> sense to me.
>


Since I was once a photo salesman I know the pressure that was put on
them to sell those filters. I was lucky that I never worked for one that
expected the hard sell or the Infomercial type tactics and I never allowed
my employees to do it when I was the manager. But I sure saw a lot of fear
tactics used to sell those filters just like they use today to sell grossly
overpriced insurance policies they like to call extended warrantees. I
sometimes get a little carried away.



--
Joseph E. Meehan

26 + 6 = 1 It's Irish Math


 
Reply With Quote
 
 
 
Reply

Thread Tools

Posting Rules
You may not post new threads
You may not post replies
You may not post attachments
You may not edit your posts

BB code is On
Smilies are On
[IMG] code is On
HTML code is Off
Trackbacks are On
Pingbacks are On
Refbacks are Off


Similar Threads
Thread Thread Starter Forum Replies Last Post
Use polarizer to reduce flash glare ? Wdflannery Digital Photography 11 11-17-2003 07:53 PM
Polarizer for a Fuji FinePix 101? Or faking it George Digital Photography 1 09-04-2003 03:11 PM
polarizer Tomash Bednarz Digital Photography 1 09-01-2003 01:12 PM
Olympus C-740 with Polarizer Perry Babin Digital Photography 3 08-23-2003 02:52 AM
Coolpix 4500 and polarizer use?

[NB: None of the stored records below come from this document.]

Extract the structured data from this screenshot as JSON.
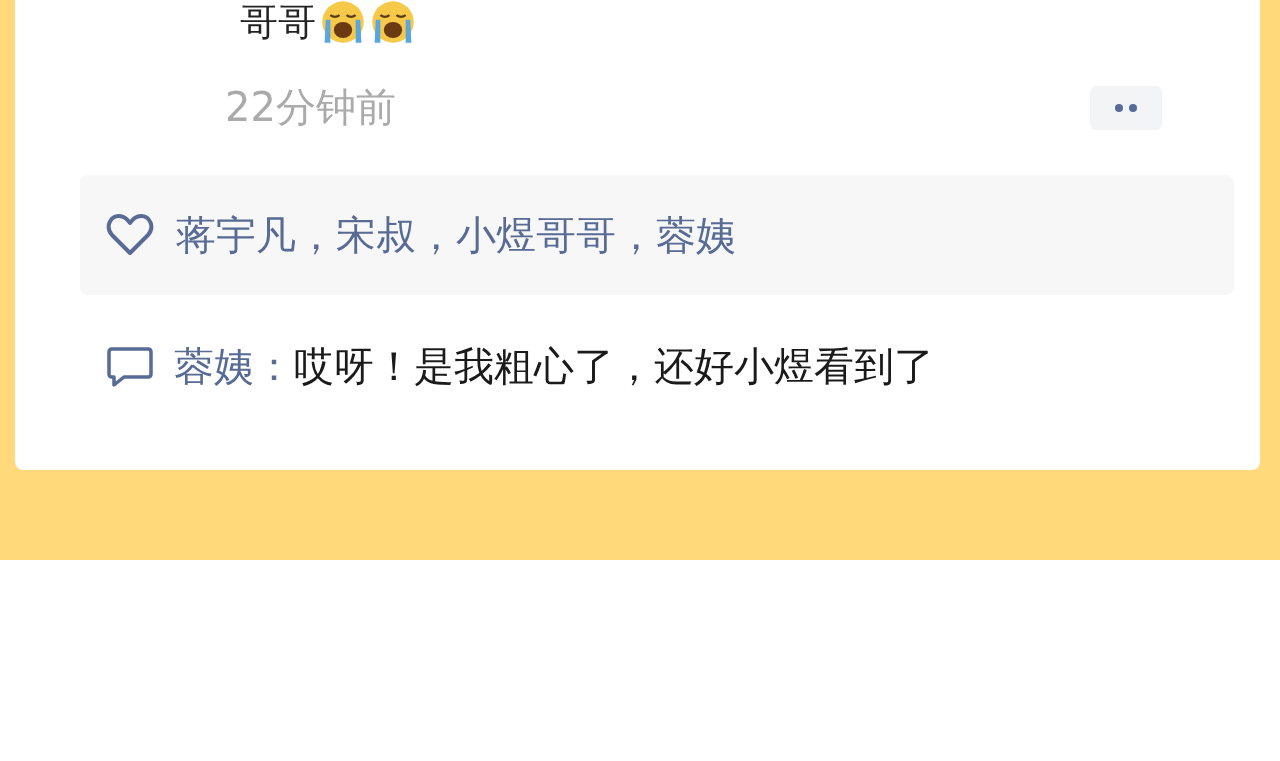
{
  "post": {
    "text": "哥哥",
    "emojis": [
      {
        "kind": "crying"
      },
      {
        "kind": "crying"
      }
    ],
    "time": "22分钟前"
  },
  "likes": {
    "names": "蒋宇凡，宋叔，小煜哥哥，蓉姨"
  },
  "comments": [
    {
      "author": "蓉姨：",
      "text": "哎呀！是我粗心了，还好小煜看到了"
    }
  ]
}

Cliff Digital Photography 5 07-11-2003 03:36 PM



Advertisments